EXERCISE: The answer is to be the data below, written out in full and exactly.

────────────────

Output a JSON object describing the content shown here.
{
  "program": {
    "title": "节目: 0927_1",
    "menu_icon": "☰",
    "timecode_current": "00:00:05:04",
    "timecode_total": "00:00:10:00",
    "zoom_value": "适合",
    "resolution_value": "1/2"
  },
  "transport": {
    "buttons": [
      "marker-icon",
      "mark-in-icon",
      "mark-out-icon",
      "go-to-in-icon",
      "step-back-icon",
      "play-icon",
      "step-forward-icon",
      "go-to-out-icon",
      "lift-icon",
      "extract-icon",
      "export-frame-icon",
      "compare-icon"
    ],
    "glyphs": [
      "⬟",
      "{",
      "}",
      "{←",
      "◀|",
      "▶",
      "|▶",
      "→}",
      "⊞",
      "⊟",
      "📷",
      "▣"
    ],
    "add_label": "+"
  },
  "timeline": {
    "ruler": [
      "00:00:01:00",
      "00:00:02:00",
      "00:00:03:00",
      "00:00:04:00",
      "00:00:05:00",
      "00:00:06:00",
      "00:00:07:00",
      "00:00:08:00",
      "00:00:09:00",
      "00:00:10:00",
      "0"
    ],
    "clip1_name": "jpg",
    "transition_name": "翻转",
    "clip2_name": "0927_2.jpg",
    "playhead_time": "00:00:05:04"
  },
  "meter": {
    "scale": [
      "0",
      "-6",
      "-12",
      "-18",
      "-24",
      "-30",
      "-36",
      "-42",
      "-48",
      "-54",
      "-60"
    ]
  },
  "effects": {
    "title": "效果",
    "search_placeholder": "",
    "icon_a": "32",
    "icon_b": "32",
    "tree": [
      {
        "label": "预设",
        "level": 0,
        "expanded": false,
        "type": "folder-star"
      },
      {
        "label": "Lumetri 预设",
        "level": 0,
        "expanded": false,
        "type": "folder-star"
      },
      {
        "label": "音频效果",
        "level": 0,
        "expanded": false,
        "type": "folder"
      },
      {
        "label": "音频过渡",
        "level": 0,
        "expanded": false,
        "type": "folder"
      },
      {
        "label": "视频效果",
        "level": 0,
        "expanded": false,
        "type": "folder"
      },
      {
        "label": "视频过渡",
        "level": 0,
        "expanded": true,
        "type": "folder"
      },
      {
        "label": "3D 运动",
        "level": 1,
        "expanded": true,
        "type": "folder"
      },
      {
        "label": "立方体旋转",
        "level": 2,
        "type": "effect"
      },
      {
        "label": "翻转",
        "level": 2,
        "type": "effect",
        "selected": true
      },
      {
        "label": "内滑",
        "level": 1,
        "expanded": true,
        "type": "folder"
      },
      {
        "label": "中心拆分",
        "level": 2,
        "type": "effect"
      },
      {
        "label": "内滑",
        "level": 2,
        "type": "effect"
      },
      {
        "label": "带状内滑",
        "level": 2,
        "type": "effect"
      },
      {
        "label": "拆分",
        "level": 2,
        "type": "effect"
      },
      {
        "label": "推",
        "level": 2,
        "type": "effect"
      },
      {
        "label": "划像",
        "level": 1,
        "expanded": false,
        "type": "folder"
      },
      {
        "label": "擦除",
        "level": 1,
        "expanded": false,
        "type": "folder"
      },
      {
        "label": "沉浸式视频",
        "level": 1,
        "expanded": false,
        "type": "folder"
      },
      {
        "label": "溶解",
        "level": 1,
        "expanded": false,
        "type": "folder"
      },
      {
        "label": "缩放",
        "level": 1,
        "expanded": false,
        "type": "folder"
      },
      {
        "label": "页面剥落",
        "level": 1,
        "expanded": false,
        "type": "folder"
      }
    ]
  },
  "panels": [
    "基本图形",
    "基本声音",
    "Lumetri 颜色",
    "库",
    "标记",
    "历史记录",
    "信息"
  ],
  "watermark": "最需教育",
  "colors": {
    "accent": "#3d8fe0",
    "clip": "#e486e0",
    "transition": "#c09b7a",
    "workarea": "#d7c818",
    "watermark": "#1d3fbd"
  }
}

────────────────

RESPONSE:
Output a JSON object describing the content shown here.
{
  "program": {
    "title": "节目: 0927_1",
    "menu_icon": "☰",
    "timecode_current": "00:00:05:04",
    "timecode_total": "00:00:10:00",
    "zoom_value": "适合",
    "resolution_value": "1/2"
  },
  "transport": {
    "buttons": [
      "marker-icon",
      "mark-in-icon",
      "mark-out-icon",
      "go-to-in-icon",
      "step-back-icon",
      "play-icon",
      "step-forward-icon",
      "go-to-out-icon",
      "lift-icon",
      "extract-icon",
      "export-frame-icon",
      "compare-icon"
    ],
    "glyphs": [
      "⬟",
      "{",
      "}",
      "{←",
      "◀|",
      "▶",
      "|▶",
      "→}",
      "⊞",
      "⊟",
      "📷",
      "▣"
    ],
    "add_label": "+"
  },
  "timeline": {
    "ruler": [
      "00:00:01:00",
      "00:00:02:00",
      "00:00:03:00",
      "00:00:04:00",
      "00:00:05:00",
      "00:00:06:00",
      "00:00:07:00",
      "00:00:08:00",
      "00:00:09:00",
      "00:00:10:00",
      "0"
    ],
    "clip1_name": "jpg",
    "transition_name": "翻转",
    "clip2_name": "0927_2.jpg",
    "playhead_time": "00:00:05:04"
  },
  "meter": {
    "scale": [
      "0",
      "-6",
      "-12",
      "-18",
      "-24",
      "-30",
      "-36",
      "-42",
      "-48",
      "-54",
      "-60"
    ]
  },
  "effects": {
    "title": "效果",
    "search_placeholder": "",
    "icon_a": "32",
    "icon_b": "32",
    "tree": [
      {
        "label": "预设",
        "level": 0,
        "expanded": false,
        "type": "folder-star"
      },
      {
        "label": "Lumetri 预设",
        "level": 0,
        "expanded": false,
        "type": "folder-star"
      },
      {
        "label": "音频效果",
        "level": 0,
        "expanded": false,
        "type": "folder"
      },
      {
        "label": "音频过渡",
        "level": 0,
        "expanded": false,
        "type": "folder"
      },
      {
        "label": "视频效果",
        "level": 0,
        "expanded": false,
        "type": "folder"
      },
      {
        "label": "视频过渡",
        "level": 0,
        "expanded": true,
        "type": "folder"
      },
      {
        "label": "3D 运动",
        "level": 1,
        "expanded": true,
        "type": "folder"
      },
      {
        "label": "立方体旋转",
        "level": 2,
        "type": "effect"
      },
      {
        "label": "翻转",
        "level": 2,
        "type": "effect",
        "selected": true
      },
      {
        "label": "内滑",
        "level": 1,
        "expanded": true,
        "type": "folder"
      },
      {
        "label": "中心拆分",
        "level": 2,
        "type": "effect"
      },
      {
        "label": "内滑",
        "level": 2,
        "type": "effect"
      },
      {
        "label": "带状内滑",
        "level": 2,
        "type": "effect"
      },
      {
        "label": "拆分",
        "level": 2,
        "type": "effect"
      },
      {
        "label": "推",
        "level": 2,
        "type": "effect"
      },
      {
        "label": "划像",
        "level": 1,
        "expanded": false,
        "type": "folder"
      },
      {
        "label": "擦除",
        "level": 1,
        "expanded": false,
        "type": "folder"
      },
      {
        "label": "沉浸式视频",
        "level": 1,
        "expanded": false,
        "type": "folder"
      },
      {
        "label": "溶解",
        "level": 1,
        "expanded": false,
        "type": "folder"
      },
      {
        "label": "缩放",
        "level": 1,
        "expanded": false,
        "type": "folder"
      },
      {
        "label": "页面剥落",
        "level": 1,
        "expanded": false,
        "type": "folder"
      }
    ]
  },
  "panels": [
    "基本图形",
    "基本声音",
    "Lumetri 颜色",
    "库",
    "标记",
    "历史记录",
    "信息"
  ],
  "watermark": "最需教育",
  "colors": {
    "accent": "#3d8fe0",
    "clip": "#e486e0",
    "transition": "#c09b7a",
    "workarea": "#d7c818",
    "watermark": "#1d3fbd"
  }
}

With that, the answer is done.